Probate Administration: What You Need to Know

Probate Administration: What You Need to Know

After you’ve lost a loved one, you likely want to focus on grieving with friends and family. However, a time consuming legal and financial process often follows the death of a family member. Unfortunately, many families must go through the probate process shortly after losing someone close to them.

In order to close an estate, you must go through the state’s probate court system. In this case, you need a lawyer who focuses on probate laws, which is different from an estate planning attorney. Probate lawyers have an understanding of estate administration, which occurs after death. Estate planning lawyers, on the other hand, are skilled at putting a plan in place before death.

Understanding the probate process can help you move through it relatively smoothly, without a great deal of frustration or surprises. When a family member passes away, there is a good chance that he or she will have assets and some debts that need to be taken care of. The assets and liabilities of someone who has died is usually referred to as their “estate.” Ideally, this person will have a last will and testament, spelling out who should inherit what. Without a will, however, the probate court will rely on the state’s laws to determine how to distribute the estate. 

First, if there is a will, a petition must be filed with the court in order to begin the process of distributing assets. The person in charge of carrying out the instructions in the will is called the “executor.” Essentially, the court must determine whether the will is legally valid. 

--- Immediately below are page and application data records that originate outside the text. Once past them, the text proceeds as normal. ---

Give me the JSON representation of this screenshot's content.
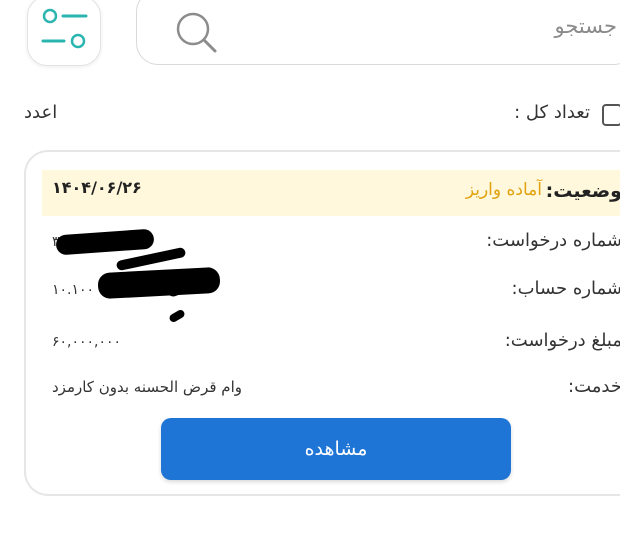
{
  "search": {
    "placeholder": "جستجو"
  },
  "summary": {
    "total_label": "تعداد کل :",
    "total_unit": "اعدد"
  },
  "card": {
    "status_label": "وضعیت:",
    "status_value": "آماده واریز",
    "date": "۱۴۰۴/۰۶/۲۶",
    "request_number_label": "شماره درخواست:",
    "request_number_value": "۳",
    "account_number_label": "شماره حساب:",
    "account_number_value": "۱۰.۱۰۰",
    "amount_label": "مبلغ درخواست:",
    "amount_value": "۶۰,۰۰۰,۰۰۰",
    "service_label": "خدمت:",
    "service_value": "وام قرض الحسنه بدون کارمزد",
    "view_button": "مشاهده"
  },
  "colors": {
    "accent": "#1f75d6",
    "status": "#e2a20f",
    "status_bg": "#fff8dc",
    "filter_icon": "#2bb5b0"
  },
  "icons": {
    "filter": "filter-sliders-icon",
    "search": "search-icon",
    "total": "list-icon"
  }
}
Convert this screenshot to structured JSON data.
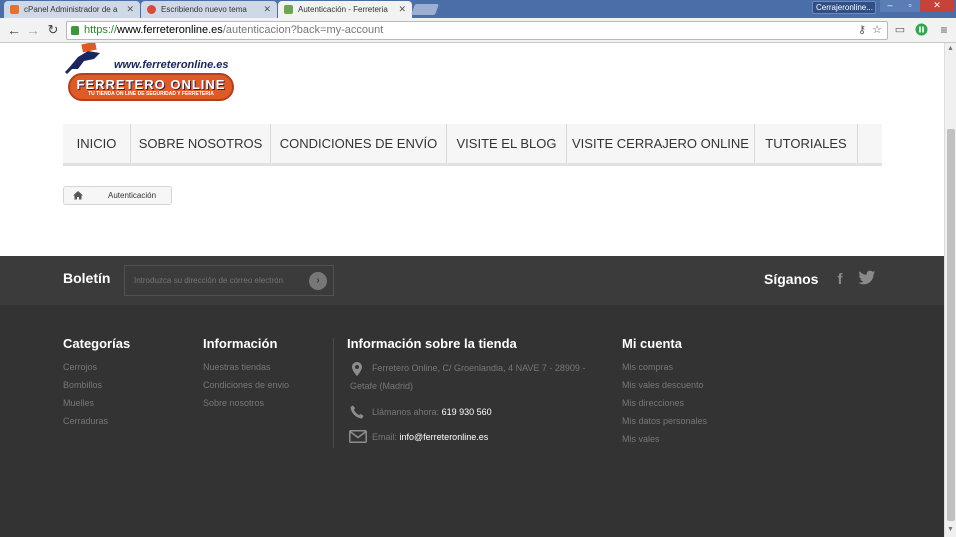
{
  "browser": {
    "tabs": [
      {
        "title": "cPanel Administrador de a",
        "active": false
      },
      {
        "title": "Escribiendo nuevo tema",
        "active": false
      },
      {
        "title": "Autenticación - Ferreteria",
        "active": true
      }
    ],
    "profile_label": "Cerrajeronline...",
    "address": {
      "scheme": "https://",
      "host": "www.ferreteronline.es",
      "path": "/autenticacion?back=my-account"
    }
  },
  "site": {
    "logo": {
      "url_text": "www.ferreteronline.es",
      "name": "FERRETERO ONLINE",
      "tagline": "TU TIENDA ON LINE DE SEGURIDAD Y FERRETERIA"
    },
    "nav": {
      "items": [
        {
          "label": "Inicio"
        },
        {
          "label": "Sobre Nosotros"
        },
        {
          "label": "Condiciones de envío"
        },
        {
          "label": "Visite el Blog"
        },
        {
          "label": "Visite Cerrajero Online"
        },
        {
          "label": "Tutoriales"
        }
      ]
    },
    "breadcrumb": {
      "home_icon": "home-icon",
      "current": "Autenticación"
    }
  },
  "newsletter": {
    "title": "Boletín",
    "placeholder": "Introduzca su dirección de correo electrón",
    "submit_icon": "arrow-right-circle-icon",
    "follow_title": "Síganos",
    "social": [
      {
        "icon": "facebook-icon",
        "glyph": "f"
      },
      {
        "icon": "twitter-icon",
        "glyph": "t"
      }
    ]
  },
  "footer": {
    "categories": {
      "title": "Categorías",
      "links": [
        "Cerrojos",
        "Bombillos",
        "Muelles",
        "Cerraduras"
      ]
    },
    "information": {
      "title": "Información",
      "links": [
        "Nuestras tiendas",
        "Condiciones de envio",
        "Sobre nosotros"
      ]
    },
    "store": {
      "title": "Información sobre la tienda",
      "address_line1": "Ferretero Online, C/ Groenlandia, 4 NAVE 7 - 28909 -",
      "address_line2": "Getafe (Madrid)",
      "phone_label": "Llámanos ahora:",
      "phone": "619 930 560",
      "email_label": "Email:",
      "email": "info@ferreteronline.es"
    },
    "account": {
      "title": "Mi cuenta",
      "links": [
        "Mis compras",
        "Mis vales descuento",
        "Mis direcciones",
        "Mis datos personales",
        "Mis vales"
      ]
    }
  },
  "colors": {
    "nav_bg": "#f6f6f6",
    "newsletter_bg": "#3b3b3b",
    "footer_bg": "#333333",
    "logo_orange": "#e05a26",
    "logo_navy": "#1b2660"
  }
}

Once this step has been completed and the court approves the will, the executor can begin notifying parties and creditors who may be mentioned or have an interest in the will. If the will is uncontested and all parties agree that the will is valid, the probate court simply reviews and signs paperwork. If, on the other hand, someone finds the will problematic, the judge can become significantly more involved in the process. This can occur when there are many beneficiaries listed who do not agree on how the estate should be handled.

The third step in the process is for the executor to take inventory and determine the value of the estate. This includes everything from checking the balance of bank accounts to getting items professionally appraised. The executor must then send copies of the inventory to the probate court for the judge to review, as well as to all beneficiaries.

It is only once all of these steps have been completed that assets can finally be distributed. This step, however, can take time. Depending on what the assets are, the distribution of assets can take several months. The executor is also responsible for closing accounts and selling assets to ensure that everything is distributed to the correct party.

One all of these steps have been completed, the estate can be closed and the process is completed.